Our final adventure of the day led us to the Volcano Winery, which we’d read was worth a visit for the tasting, of not to buy some wine. Turns out the volcanic soil is good for growing grapes. We tasted some exceptional and unique wines, including a Macadamia Honey Meade. Macadamia honey is different from typical honey in that it is produced by bees which nearly exclusively pollinate macadamia trees. And, there was indeed an essence of macadamia to be found in the wine! Unfortunately, at something outstanding like $40 / 750mL, were found ourselves in the market for only a tasting of that particular variety. In truth the Winery is running a real racket, and we were pulled in hook, line and sinker. Upon entering the shop, an employee quickly directs you to one of the tasting bars, where a skilled expert deftly gives you the run down on the offerings and pours and rinses your tasting cup between strategically ordered pours of one vintage or another. The tasting is actually quite affordable, and they have act together. In short order we were convinced that we needed as least two bottles of wine from this place. At the checkout area we were easily convinced that we needed a cheese and cracker platter to go with our recent purchase. The fact that we hadn’t eaten lunch certainly did not help, but you had to hand it to these people: they reeled us right in with hardly a fight. Anyway, about $60 later we were on our way back to our campsite for some pre-dinner snacks and a change of clothes before our ‘night out’.
We had set up camp at Namakani Paio Campgrounds, which is about a 15 minute walk downhill and north of the Jaggar Museum and Observatory. Once it was good and dark, we packed up our wine and cheese, grabbed some headlamps and trekked uphill to the observatory.

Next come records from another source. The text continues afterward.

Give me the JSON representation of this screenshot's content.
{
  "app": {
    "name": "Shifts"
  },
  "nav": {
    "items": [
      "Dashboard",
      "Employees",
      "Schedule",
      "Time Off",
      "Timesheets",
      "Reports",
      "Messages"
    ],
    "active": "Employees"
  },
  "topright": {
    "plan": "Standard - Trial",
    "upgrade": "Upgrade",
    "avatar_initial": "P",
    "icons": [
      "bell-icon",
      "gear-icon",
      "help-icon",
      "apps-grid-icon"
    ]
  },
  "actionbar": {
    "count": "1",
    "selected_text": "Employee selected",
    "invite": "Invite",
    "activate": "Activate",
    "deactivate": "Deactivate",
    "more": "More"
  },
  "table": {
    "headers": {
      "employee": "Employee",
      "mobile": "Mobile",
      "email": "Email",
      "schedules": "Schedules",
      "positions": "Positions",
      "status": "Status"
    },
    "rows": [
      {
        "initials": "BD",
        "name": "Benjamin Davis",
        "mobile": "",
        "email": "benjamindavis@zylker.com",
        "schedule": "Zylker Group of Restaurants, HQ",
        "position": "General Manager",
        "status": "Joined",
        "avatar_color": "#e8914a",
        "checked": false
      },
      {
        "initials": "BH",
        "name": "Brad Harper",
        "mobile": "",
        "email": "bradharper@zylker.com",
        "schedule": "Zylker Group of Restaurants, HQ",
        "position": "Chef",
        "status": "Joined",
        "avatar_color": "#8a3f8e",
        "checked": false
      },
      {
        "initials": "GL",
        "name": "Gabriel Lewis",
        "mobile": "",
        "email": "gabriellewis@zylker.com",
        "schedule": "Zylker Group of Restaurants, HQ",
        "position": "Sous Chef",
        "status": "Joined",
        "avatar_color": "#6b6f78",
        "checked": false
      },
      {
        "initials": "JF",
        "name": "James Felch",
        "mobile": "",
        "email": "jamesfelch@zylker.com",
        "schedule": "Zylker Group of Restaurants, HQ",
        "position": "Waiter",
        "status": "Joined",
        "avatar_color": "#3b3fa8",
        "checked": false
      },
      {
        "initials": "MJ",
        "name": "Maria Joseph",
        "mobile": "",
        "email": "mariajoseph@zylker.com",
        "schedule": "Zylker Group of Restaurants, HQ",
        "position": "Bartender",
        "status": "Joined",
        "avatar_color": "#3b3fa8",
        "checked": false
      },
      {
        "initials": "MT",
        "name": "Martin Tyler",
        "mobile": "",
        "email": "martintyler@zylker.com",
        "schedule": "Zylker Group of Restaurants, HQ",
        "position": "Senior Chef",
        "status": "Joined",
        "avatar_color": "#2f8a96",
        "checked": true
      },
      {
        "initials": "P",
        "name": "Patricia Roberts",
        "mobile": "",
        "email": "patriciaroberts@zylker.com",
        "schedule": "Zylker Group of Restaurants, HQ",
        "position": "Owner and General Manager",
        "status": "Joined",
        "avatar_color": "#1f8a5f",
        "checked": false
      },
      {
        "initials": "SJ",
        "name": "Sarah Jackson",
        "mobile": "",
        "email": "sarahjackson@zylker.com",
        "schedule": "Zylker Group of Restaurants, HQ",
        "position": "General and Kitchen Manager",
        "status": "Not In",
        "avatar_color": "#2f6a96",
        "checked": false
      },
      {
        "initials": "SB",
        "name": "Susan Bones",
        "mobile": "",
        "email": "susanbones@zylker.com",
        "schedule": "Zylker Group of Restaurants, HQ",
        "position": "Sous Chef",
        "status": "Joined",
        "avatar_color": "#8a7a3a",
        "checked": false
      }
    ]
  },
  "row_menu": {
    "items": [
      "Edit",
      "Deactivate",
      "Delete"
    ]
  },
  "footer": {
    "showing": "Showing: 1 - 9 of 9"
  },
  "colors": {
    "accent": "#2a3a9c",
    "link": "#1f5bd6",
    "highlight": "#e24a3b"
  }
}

After being a tiny bit underwhelmed at the sight of the lava lake during broad daylight, we were just about totally blown away by the same scene at dark. The fiery pit glows red hot, decorating the rising steam and smoke, and playing off of any clouds that pass overhead. Here I really wish I had a tripod and some real camera skills. Google may reveal some more breathtaking shots than the ones we produced, but for posterity, they’re shown below. We found a secluded spot along the observatory wall, uncorked our Volcano Wine, and gazed at the all natural fireworks show before us.